I love that last line. It’s what makes me find this whole Buddhist practice joyful rather than depressing. There is no way for me to escape aging, sickness, death, and being parted from my loved ones. Not a single sentient being can help me at the moment of death and neither can my accumulated possessions. However, all is not lost. I am heir to my actions of body, speech, and mind. As Thay says, everything I do determines my continuation body – and I don’t need to die to see what sort of continuation body I will have. I can look around right now to see what effect I’m having on the world. What greater motivation can there be to make sure that my actions are virtuous, generous, compassionate, wise, disciplined, patient, honest, and equanimous? How infinitely precious is every moment that I still breath, each moment an opportunity for practice.

In Living in the Light of Death: on the art of being truly alive, Larry Rosenberg and David Guy write: "We know in our heads that we will die. But we have to know it in our hearts. We have to let this fact penetrate our bones. Then we will know how to live.”

This Thursday evening at Crossings after sitting and walking meditation we will recite the Five Remembrances to each other. Then during our Dharma sharing we will explore together what it means to live with these ancient truths penetrating our bones. I hope you can join us.

In addition, you are invited to join us this Thursday for a brief orientation to mindfulness practice and the Still Water community. The orientation will begin at 6:30 pm and participants are encouraged to stay for the evening program. If you would like to attend the orientation, it is helpful if you let us know by emailing us at

Michelle Johnson-Weider

There is no going back

No, no, there is no going back.

Less and less you are

that possibility you were.

More and more you have become

those lives and deaths

that have belonged to you.

You have become a sort of grave

containing much that was

and is no more in time, beloved

then, now, and always.

And so you have become a sort of tree

standing over a grave.

Now more than ever you can be

generous toward each day

that comes, young, to disappear

forever, and yet remain

unaging in the mind.

Every day you have less reason

not to give yourself away.

~ Wendell Berry ~

Zen Night Chant, recited each evening at Upaya Zen Center:

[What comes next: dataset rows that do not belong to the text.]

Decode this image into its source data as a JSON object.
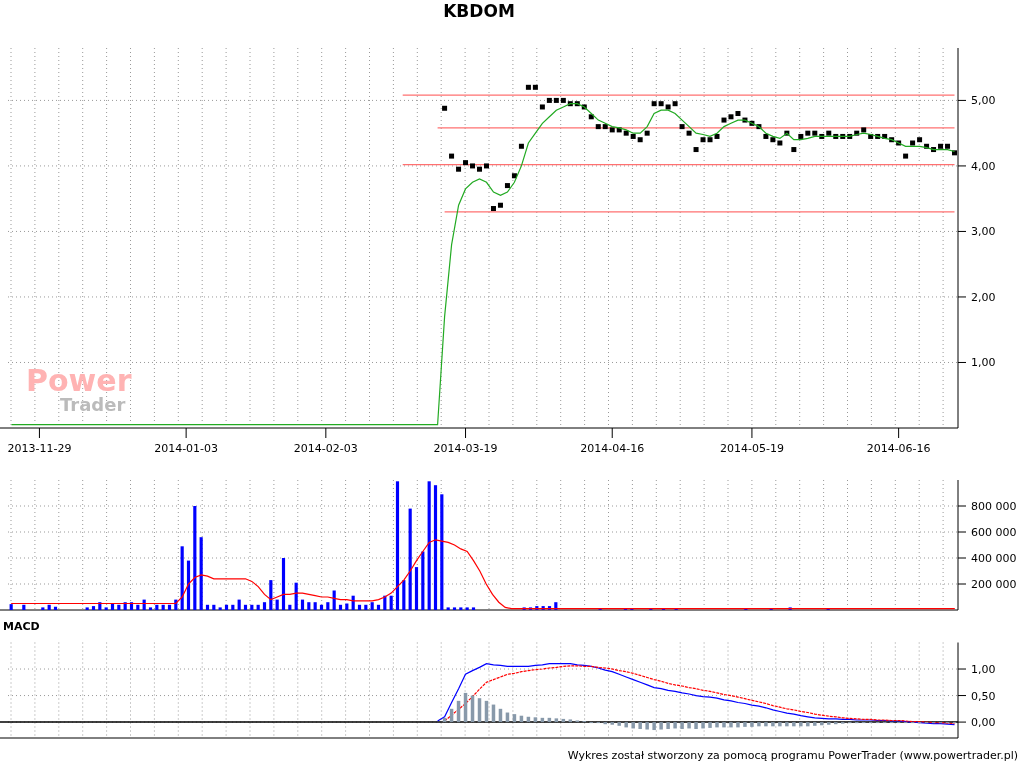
{
  "title": "KBDOM",
  "watermark_logo": {
    "line1": "Power",
    "line2": "Trader"
  },
  "price_chart": {
    "chart_data": {
      "type": "line",
      "grid": true,
      "ylim": [
        0,
        5.8
      ],
      "categories": [
        null,
        null,
        null,
        null,
        "2013-11-29",
        null,
        null,
        null,
        null,
        null,
        null,
        null,
        null,
        null,
        null,
        null,
        null,
        null,
        null,
        null,
        null,
        null,
        null,
        null,
        null,
        "2014-01-03",
        null,
        null,
        null,
        null,
        null,
        null,
        null,
        null,
        null,
        null,
        null,
        null,
        null,
        null,
        null,
        null,
        null,
        null,
        null,
        "2014-02-03",
        null,
        null,
        null,
        null,
        null,
        null,
        null,
        null,
        null,
        null,
        null,
        null,
        null,
        null,
        null,
        null,
        null,
        null,
        null,
        "2014-03-19",
        null,
        null,
        null,
        null,
        null,
        null,
        null,
        null,
        null,
        null,
        null,
        null,
        null,
        null,
        null,
        null,
        null,
        null,
        null,
        null,
        "2014-04-16",
        null,
        null,
        null,
        null,
        null,
        null,
        null,
        null,
        null,
        null,
        null,
        null,
        null,
        null,
        null,
        null,
        null,
        null,
        null,
        "2014-05-19",
        null,
        null,
        null,
        null,
        null,
        null,
        null,
        null,
        null,
        null,
        null,
        null,
        null,
        null,
        null,
        null,
        null,
        null,
        null,
        null,
        "2014-06-16",
        null,
        null,
        null,
        null,
        null,
        null,
        null,
        null
      ],
      "yticks": [
        {
          "value": 1,
          "label": "1,00"
        },
        {
          "value": 2,
          "label": "2,00"
        },
        {
          "value": 3,
          "label": "3,00"
        },
        {
          "value": 4,
          "label": "4,00"
        },
        {
          "value": 5,
          "label": "5,00"
        }
      ],
      "series": [
        {
          "color": "#ff7070",
          "values": [
            null,
            null,
            null,
            null,
            null,
            null,
            null,
            null,
            null,
            null,
            null,
            null,
            null,
            null,
            null,
            null,
            null,
            null,
            null,
            null,
            null,
            null,
            null,
            null,
            null,
            null,
            null,
            null,
            null,
            null,
            null,
            null,
            null,
            null,
            null,
            null,
            null,
            null,
            null,
            null,
            null,
            null,
            null,
            null,
            null,
            null,
            null,
            null,
            null,
            null,
            null,
            null,
            null,
            null,
            null,
            null,
            5.08,
            5.08,
            5.08,
            5.08,
            5.08,
            5.08,
            5.08,
            5.08,
            5.08,
            5.08,
            5.08,
            5.08,
            5.08,
            5.08,
            5.08,
            5.08,
            5.08,
            5.08,
            5.08,
            5.08,
            5.08,
            5.08,
            5.08,
            5.08,
            5.08,
            5.08,
            5.08,
            5.08,
            5.08,
            5.08,
            5.08,
            5.08,
            5.08,
            5.08,
            5.08,
            5.08,
            5.08,
            5.08,
            5.08,
            5.08,
            5.08,
            5.08,
            5.08,
            5.08,
            5.08,
            5.08,
            5.08,
            5.08,
            5.08,
            5.08,
            5.08,
            5.08,
            5.08,
            5.08,
            5.08,
            5.08,
            5.08,
            5.08,
            5.08,
            5.08,
            5.08,
            5.08,
            5.08,
            5.08,
            5.08,
            5.08,
            5.08,
            5.08,
            5.08,
            5.08,
            5.08,
            5.08,
            5.08,
            5.08,
            5.08,
            5.08,
            5.08,
            5.08,
            5.08,
            5.08
          ]
        },
        {
          "color": "#ff7070",
          "values": [
            null,
            null,
            null,
            null,
            null,
            null,
            null,
            null,
            null,
            null,
            null,
            null,
            null,
            null,
            null,
            null,
            null,
            null,
            null,
            null,
            null,
            null,
            null,
            null,
            null,
            null,
            null,
            null,
            null,
            null,
            null,
            null,
            null,
            null,
            null,
            null,
            null,
            null,
            null,
            null,
            null,
            null,
            null,
            null,
            null,
            null,
            null,
            null,
            null,
            null,
            null,
            null,
            null,
            null,
            null,
            null,
            null,
            null,
            null,
            null,
            null,
            4.58,
            4.58,
            4.58,
            4.58,
            4.58,
            4.58,
            4.58,
            4.58,
            4.58,
            4.58,
            4.58,
            4.58,
            4.58,
            4.58,
            4.58,
            4.58,
            4.58,
            4.58,
            4.58,
            4.58,
            4.58,
            4.58,
            4.58,
            4.58,
            4.58,
            4.58,
            4.58,
            4.58,
            4.58,
            4.58,
            4.58,
            4.58,
            4.58,
            4.58,
            4.58,
            4.58,
            4.58,
            4.58,
            4.58,
            4.58,
            4.58,
            4.58,
            4.58,
            4.58,
            4.58,
            4.58,
            4.58,
            4.58,
            4.58,
            4.58,
            4.58,
            4.58,
            4.58,
            4.58,
            4.58,
            4.58,
            4.58,
            4.58,
            4.58,
            4.58,
            4.58,
            4.58,
            4.58,
            4.58,
            4.58,
            4.58,
            4.58,
            4.58,
            4.58,
            4.58,
            4.58,
            4.58,
            4.58,
            4.58,
            4.58
          ]
        },
        {
          "color": "#ff7070",
          "values": [
            null,
            null,
            null,
            null,
            null,
            null,
            null,
            null,
            null,
            null,
            null,
            null,
            null,
            null,
            null,
            null,
            null,
            null,
            null,
            null,
            null,
            null,
            null,
            null,
            null,
            null,
            null,
            null,
            null,
            null,
            null,
            null,
            null,
            null,
            null,
            null,
            null,
            null,
            null,
            null,
            null,
            null,
            null,
            null,
            null,
            null,
            null,
            null,
            null,
            null,
            null,
            null,
            null,
            null,
            null,
            null,
            4.02,
            4.02,
            4.02,
            4.02,
            4.02,
            4.02,
            4.02,
            4.02,
            4.02,
            4.02,
            4.02,
            4.02,
            4.02,
            4.02,
            4.02,
            4.02,
            4.02,
            4.02,
            4.02,
            4.02,
            4.02,
            4.02,
            4.02,
            4.02,
            4.02,
            4.02,
            4.02,
            4.02,
            4.02,
            4.02,
            4.02,
            4.02,
            4.02,
            4.02,
            4.02,
            4.02,
            4.02,
            4.02,
            4.02,
            4.02,
            4.02,
            4.02,
            4.02,
            4.02,
            4.02,
            4.02,
            4.02,
            4.02,
            4.02,
            4.02,
            4.02,
            4.02,
            4.02,
            4.02,
            4.02,
            4.02,
            4.02,
            4.02,
            4.02,
            4.02,
            4.02,
            4.02,
            4.02,
            4.02,
            4.02,
            4.02,
            4.02,
            4.02,
            4.02,
            4.02,
            4.02,
            4.02,
            4.02,
            4.02,
            4.02,
            4.02,
            4.02,
            4.02,
            4.02,
            4.02
          ]
        },
        {
          "color": "#ff7070",
          "values": [
            null,
            null,
            null,
            null,
            null,
            null,
            null,
            null,
            null,
            null,
            null,
            null,
            null,
            null,
            null,
            null,
            null,
            null,
            null,
            null,
            null,
            null,
            null,
            null,
            null,
            null,
            null,
            null,
            null,
            null,
            null,
            null,
            null,
            null,
            null,
            null,
            null,
            null,
            null,
            null,
            null,
            null,
            null,
            null,
            null,
            null,
            null,
            null,
            null,
            null,
            null,
            null,
            null,
            null,
            null,
            null,
            null,
            null,
            null,
            null,
            null,
            null,
            3.3,
            3.3,
            3.3,
            3.3,
            3.3,
            3.3,
            3.3,
            3.3,
            3.3,
            3.3,
            3.3,
            3.3,
            3.3,
            3.3,
            3.3,
            3.3,
            3.3,
            3.3,
            3.3,
            3.3,
            3.3,
            3.3,
            3.3,
            3.3,
            3.3,
            3.3,
            3.3,
            3.3,
            3.3,
            3.3,
            3.3,
            3.3,
            3.3,
            3.3,
            3.3,
            3.3,
            3.3,
            3.3,
            3.3,
            3.3,
            3.3,
            3.3,
            3.3,
            3.3,
            3.3,
            3.3,
            3.3,
            3.3,
            3.3,
            3.3,
            3.3,
            3.3,
            3.3,
            3.3,
            3.3,
            3.3,
            3.3,
            3.3,
            3.3,
            3.3,
            3.3,
            3.3,
            3.3,
            3.3,
            3.3,
            3.3,
            3.3,
            3.3,
            3.3,
            3.3,
            3.3,
            3.3,
            3.3,
            3.3
          ]
        },
        {
          "type": "scatter",
          "color": "#000000",
          "values": [
            null,
            null,
            null,
            null,
            null,
            null,
            null,
            null,
            null,
            null,
            null,
            null,
            null,
            null,
            null,
            null,
            null,
            null,
            null,
            null,
            null,
            null,
            null,
            null,
            null,
            null,
            null,
            null,
            null,
            null,
            null,
            null,
            null,
            null,
            null,
            null,
            null,
            null,
            null,
            null,
            null,
            null,
            null,
            null,
            null,
            null,
            null,
            null,
            null,
            null,
            null,
            null,
            null,
            null,
            null,
            null,
            null,
            null,
            null,
            null,
            null,
            null,
            4.88,
            4.15,
            3.95,
            4.05,
            4.0,
            3.95,
            4.0,
            3.35,
            3.4,
            3.7,
            3.85,
            4.3,
            5.2,
            5.2,
            4.9,
            5.0,
            5.0,
            5.0,
            4.95,
            4.95,
            4.9,
            4.75,
            4.6,
            4.6,
            4.55,
            4.55,
            4.5,
            4.45,
            4.4,
            4.5,
            4.95,
            4.95,
            4.9,
            4.95,
            4.6,
            4.5,
            4.25,
            4.4,
            4.4,
            4.45,
            4.7,
            4.75,
            4.8,
            4.7,
            4.65,
            4.6,
            4.45,
            4.4,
            4.35,
            4.5,
            4.25,
            4.45,
            4.5,
            4.5,
            4.45,
            4.5,
            4.45,
            4.45,
            4.45,
            4.5,
            4.55,
            4.45,
            4.45,
            4.45,
            4.4,
            4.35,
            4.15,
            4.35,
            4.4,
            4.3,
            4.25,
            4.3,
            4.3,
            4.2
          ]
        },
        {
          "color": "#22aa22",
          "values": [
            0.05,
            0.05,
            0.05,
            0.05,
            0.05,
            0.05,
            0.05,
            0.05,
            0.05,
            0.05,
            0.05,
            0.05,
            0.05,
            0.05,
            0.05,
            0.05,
            0.05,
            0.05,
            0.05,
            0.05,
            0.05,
            0.05,
            0.05,
            0.05,
            0.05,
            0.05,
            0.05,
            0.05,
            0.05,
            0.05,
            0.05,
            0.05,
            0.05,
            0.05,
            0.05,
            0.05,
            0.05,
            0.05,
            0.05,
            0.05,
            0.05,
            0.05,
            0.05,
            0.05,
            0.05,
            0.05,
            0.05,
            0.05,
            0.05,
            0.05,
            0.05,
            0.05,
            0.05,
            0.05,
            0.05,
            0.05,
            0.05,
            0.05,
            0.05,
            0.05,
            0.05,
            0.05,
            1.7,
            2.8,
            3.4,
            3.65,
            3.75,
            3.8,
            3.75,
            3.6,
            3.55,
            3.6,
            3.75,
            4.0,
            4.35,
            4.5,
            4.65,
            4.75,
            4.85,
            4.9,
            4.95,
            4.95,
            4.9,
            4.8,
            4.7,
            4.65,
            4.6,
            4.58,
            4.55,
            4.5,
            4.5,
            4.6,
            4.8,
            4.85,
            4.85,
            4.8,
            4.7,
            4.6,
            4.5,
            4.48,
            4.45,
            4.5,
            4.6,
            4.65,
            4.7,
            4.7,
            4.65,
            4.6,
            4.5,
            4.45,
            4.42,
            4.5,
            4.4,
            4.4,
            4.42,
            4.45,
            4.45,
            4.45,
            4.45,
            4.45,
            4.45,
            4.48,
            4.5,
            4.48,
            4.45,
            4.42,
            4.4,
            4.35,
            4.3,
            4.3,
            4.3,
            4.28,
            4.25,
            4.25,
            4.25,
            4.22
          ]
        }
      ]
    }
  },
  "volume_chart": {
    "chart_data": {
      "type": "bar",
      "grid": true,
      "stacked": false,
      "ylim": [
        0,
        1000000
      ],
      "categories": [
        null,
        null,
        null,
        null,
        null,
        null,
        null,
        null,
        null,
        null,
        null,
        null,
        null,
        null,
        null,
        null,
        null,
        null,
        null,
        null,
        null,
        null,
        null,
        null,
        null,
        null,
        null,
        null,
        null,
        null,
        null,
        null,
        null,
        null,
        null,
        null,
        null,
        null,
        null,
        null,
        null,
        null,
        null,
        null,
        null,
        null,
        null,
        null,
        null,
        null,
        null,
        null,
        null,
        null,
        null,
        null,
        null,
        null,
        null,
        null,
        null,
        null,
        null,
        null,
        null,
        null,
        null,
        null,
        null,
        null,
        null,
        null,
        null,
        null,
        null,
        null,
        null,
        null,
        null,
        null,
        null,
        null,
        null,
        null,
        null,
        null,
        null,
        null,
        null,
        null,
        null,
        null,
        null,
        null,
        null,
        null,
        null,
        null,
        null,
        null,
        null,
        null,
        null,
        null,
        null,
        null,
        null,
        null,
        null,
        null,
        null,
        null,
        null,
        null,
        null,
        null,
        null,
        null,
        null,
        null,
        null,
        null,
        null,
        null,
        null,
        null,
        null,
        null,
        null,
        null,
        null,
        null,
        null,
        null,
        null,
        null,
        null,
        null,
        null,
        null,
        null,
        null,
        null,
        null,
        null,
        null,
        null,
        null,
        null,
        null
      ],
      "yticks": [
        {
          "value": 200000,
          "label": "200 000"
        },
        {
          "value": 400000,
          "label": "400 000"
        },
        {
          "value": 600000,
          "label": "600 000"
        },
        {
          "value": 800000,
          "label": "800 000"
        }
      ],
      "series": [
        {
          "color": "#0000ff",
          "values": [
            45000,
            null,
            40000,
            null,
            null,
            20000,
            40000,
            25000,
            null,
            null,
            null,
            null,
            20000,
            30000,
            60000,
            20000,
            50000,
            40000,
            60000,
            60000,
            40000,
            80000,
            20000,
            40000,
            40000,
            40000,
            80000,
            490000,
            380000,
            800000,
            560000,
            40000,
            40000,
            20000,
            40000,
            40000,
            80000,
            40000,
            40000,
            40000,
            60000,
            230000,
            80000,
            400000,
            40000,
            210000,
            80000,
            60000,
            60000,
            40000,
            60000,
            150000,
            40000,
            50000,
            110000,
            40000,
            40000,
            60000,
            40000,
            110000,
            110000,
            990000,
            230000,
            780000,
            330000,
            450000,
            990000,
            960000,
            890000,
            20000,
            20000,
            20000,
            20000,
            20000,
            null,
            null,
            null,
            null,
            null,
            null,
            null,
            20000,
            20000,
            30000,
            30000,
            30000,
            60000,
            null,
            null,
            null,
            null,
            null,
            null,
            10000,
            null,
            null,
            null,
            10000,
            10000,
            null,
            null,
            10000,
            null,
            10000,
            null,
            10000,
            null,
            null,
            null,
            null,
            null,
            null,
            null,
            null,
            null,
            null,
            10000,
            null,
            null,
            null,
            10000,
            null,
            null,
            20000,
            null,
            null,
            null,
            null,
            null,
            10000,
            null,
            null,
            null,
            null,
            null,
            null,
            null,
            null,
            null,
            null,
            null,
            null,
            null,
            null,
            null,
            null,
            null,
            null,
            null,
            null
          ]
        },
        {
          "type": "line",
          "color": "#ff0000",
          "values": [
            50000,
            50000,
            50000,
            50000,
            50000,
            50000,
            50000,
            50000,
            50000,
            50000,
            50000,
            50000,
            50000,
            50000,
            50000,
            50000,
            50000,
            50000,
            50000,
            50000,
            50000,
            50000,
            50000,
            50000,
            50000,
            50000,
            50000,
            100000,
            200000,
            250000,
            270000,
            260000,
            240000,
            240000,
            240000,
            240000,
            240000,
            240000,
            220000,
            180000,
            120000,
            80000,
            100000,
            120000,
            120000,
            130000,
            130000,
            120000,
            110000,
            100000,
            100000,
            90000,
            80000,
            80000,
            70000,
            70000,
            70000,
            70000,
            80000,
            100000,
            130000,
            180000,
            230000,
            300000,
            380000,
            450000,
            520000,
            540000,
            530000,
            520000,
            500000,
            470000,
            450000,
            380000,
            300000,
            200000,
            120000,
            60000,
            20000,
            10000,
            10000,
            10000,
            10000,
            10000,
            10000,
            10000,
            10000,
            10000,
            10000,
            10000,
            10000,
            10000,
            10000,
            10000,
            10000,
            10000,
            10000,
            10000,
            10000,
            10000,
            10000,
            10000,
            10000,
            10000,
            10000,
            10000,
            10000,
            10000,
            10000,
            10000,
            10000,
            10000,
            10000,
            10000,
            10000,
            10000,
            10000,
            10000,
            10000,
            10000,
            10000,
            10000,
            10000,
            10000,
            10000,
            10000,
            10000,
            10000,
            10000,
            10000,
            10000,
            10000,
            10000,
            10000,
            10000,
            10000,
            10000,
            10000,
            10000,
            10000,
            10000,
            10000,
            10000,
            10000,
            10000,
            10000,
            10000,
            10000,
            10000,
            10000
          ]
        }
      ]
    }
  },
  "macd_chart": {
    "label": "MACD",
    "chart_data": {
      "type": "line",
      "grid": true,
      "ylim": [
        -0.3,
        1.5
      ],
      "categories": [
        null,
        null,
        null,
        null,
        null,
        null,
        null,
        null,
        null,
        null,
        null,
        null,
        null,
        null,
        null,
        null,
        null,
        null,
        null,
        null,
        null,
        null,
        null,
        null,
        null,
        null,
        null,
        null,
        null,
        null,
        null,
        null,
        null,
        null,
        null,
        null,
        null,
        null,
        null,
        null,
        null,
        null,
        null,
        null,
        null,
        null,
        null,
        null,
        null,
        null,
        null,
        null,
        null,
        null,
        null,
        null,
        null,
        null,
        null,
        null,
        null,
        null,
        null,
        null,
        null,
        null,
        null,
        null,
        null,
        null,
        null,
        null,
        null,
        null,
        null,
        null,
        null,
        null,
        null,
        null,
        null,
        null,
        null,
        null,
        null,
        null,
        null,
        null,
        null,
        null,
        null,
        null,
        null,
        null,
        null,
        null,
        null,
        null,
        null,
        null,
        null,
        null,
        null,
        null,
        null,
        null,
        null,
        null,
        null,
        null,
        null,
        null,
        null,
        null,
        null,
        null,
        null,
        null,
        null,
        null,
        null,
        null,
        null,
        null,
        null,
        null,
        null,
        null,
        null,
        null,
        null,
        null,
        null,
        null,
        null,
        null
      ],
      "yticks": [
        {
          "value": 0,
          "label": "0,00"
        },
        {
          "value": 0.5,
          "label": "0,50"
        },
        {
          "value": 1,
          "label": "1,00"
        }
      ],
      "series": [
        {
          "color": "#0000ff",
          "values": [
            null,
            null,
            null,
            null,
            null,
            null,
            null,
            null,
            null,
            null,
            null,
            null,
            null,
            null,
            null,
            null,
            null,
            null,
            null,
            null,
            null,
            null,
            null,
            null,
            null,
            null,
            null,
            null,
            null,
            null,
            null,
            null,
            null,
            null,
            null,
            null,
            null,
            null,
            null,
            null,
            null,
            null,
            null,
            null,
            null,
            null,
            null,
            null,
            null,
            null,
            null,
            null,
            null,
            null,
            null,
            null,
            null,
            null,
            null,
            null,
            null,
            0.02,
            0.1,
            0.37,
            0.63,
            0.9,
            0.97,
            1.03,
            1.1,
            1.08,
            1.07,
            1.05,
            1.05,
            1.05,
            1.05,
            1.07,
            1.08,
            1.1,
            1.1,
            1.1,
            1.1,
            1.08,
            1.07,
            1.05,
            1.02,
            0.98,
            0.95,
            0.9,
            0.85,
            0.8,
            0.75,
            0.7,
            0.65,
            0.63,
            0.6,
            0.58,
            0.55,
            0.53,
            0.5,
            0.48,
            0.47,
            0.45,
            0.42,
            0.4,
            0.37,
            0.35,
            0.32,
            0.3,
            0.27,
            0.23,
            0.2,
            0.17,
            0.15,
            0.12,
            0.1,
            0.08,
            0.07,
            0.06,
            0.06,
            0.05,
            0.05,
            0.04,
            0.04,
            0.04,
            0.03,
            0.03,
            0.02,
            0.02,
            0.01,
            0,
            -0.01,
            -0.02,
            -0.03,
            -0.03,
            -0.04,
            -0.05
          ]
        },
        {
          "color": "#ff0000",
          "line_style": "dashed",
          "values": [
            null,
            null,
            null,
            null,
            null,
            null,
            null,
            null,
            null,
            null,
            null,
            null,
            null,
            null,
            null,
            null,
            null,
            null,
            null,
            null,
            null,
            null,
            null,
            null,
            null,
            null,
            null,
            null,
            null,
            null,
            null,
            null,
            null,
            null,
            null,
            null,
            null,
            null,
            null,
            null,
            null,
            null,
            null,
            null,
            null,
            null,
            null,
            null,
            null,
            null,
            null,
            null,
            null,
            null,
            null,
            null,
            null,
            null,
            null,
            null,
            null,
            null,
            0.02,
            0.13,
            0.24,
            0.35,
            0.48,
            0.62,
            0.75,
            0.8,
            0.85,
            0.9,
            0.92,
            0.95,
            0.97,
            0.99,
            1.0,
            1.02,
            1.03,
            1.05,
            1.06,
            1.06,
            1.05,
            1.05,
            1.03,
            1.02,
            1.0,
            0.97,
            0.95,
            0.92,
            0.88,
            0.84,
            0.8,
            0.77,
            0.73,
            0.7,
            0.68,
            0.65,
            0.63,
            0.6,
            0.58,
            0.55,
            0.52,
            0.5,
            0.47,
            0.44,
            0.41,
            0.38,
            0.35,
            0.31,
            0.28,
            0.25,
            0.23,
            0.2,
            0.18,
            0.15,
            0.13,
            0.11,
            0.1,
            0.08,
            0.07,
            0.06,
            0.05,
            0.05,
            0.04,
            0.04,
            0.03,
            0.03,
            0.02,
            0.01,
            0.01,
            0,
            -0.01,
            -0.01,
            -0.02,
            -0.03
          ]
        },
        {
          "type": "bar",
          "color": "#8899aa",
          "values": [
            null,
            null,
            null,
            null,
            null,
            null,
            null,
            null,
            null,
            null,
            null,
            null,
            null,
            null,
            null,
            null,
            null,
            null,
            null,
            null,
            null,
            null,
            null,
            null,
            null,
            null,
            null,
            null,
            null,
            null,
            null,
            null,
            null,
            null,
            null,
            null,
            null,
            null,
            null,
            null,
            null,
            null,
            null,
            null,
            null,
            null,
            null,
            null,
            null,
            null,
            null,
            null,
            null,
            null,
            null,
            null,
            null,
            null,
            null,
            null,
            null,
            null,
            0.08,
            0.25,
            0.4,
            0.55,
            0.5,
            0.45,
            0.4,
            0.33,
            0.25,
            0.18,
            0.15,
            0.12,
            0.1,
            0.09,
            0.08,
            0.08,
            0.07,
            0.06,
            0.05,
            0.03,
            0.02,
            0,
            -0.01,
            -0.04,
            -0.05,
            -0.07,
            -0.1,
            -0.12,
            -0.13,
            -0.14,
            -0.15,
            -0.14,
            -0.13,
            -0.12,
            -0.13,
            -0.12,
            -0.13,
            -0.12,
            -0.11,
            -0.1,
            -0.1,
            -0.1,
            -0.1,
            -0.09,
            -0.09,
            -0.08,
            -0.08,
            -0.08,
            -0.08,
            -0.08,
            -0.08,
            -0.08,
            -0.08,
            -0.07,
            -0.06,
            -0.05,
            -0.04,
            -0.03,
            -0.02,
            -0.02,
            -0.01,
            -0.01,
            -0.01,
            -0.01,
            -0.01,
            -0.01,
            -0.01,
            -0.01,
            -0.02,
            -0.02,
            -0.02,
            -0.02,
            -0.02,
            -0.02
          ]
        }
      ]
    }
  },
  "footer": "Wykres został stworzony za pomocą programu PowerTrader (www.powertrader.pl)"
}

Let me respectfully remind you –

Life and death are of supreme importance –

Time passes swiftly and opportunity is lost –

Let us awaken –

awaken . . .

Do not squander your life.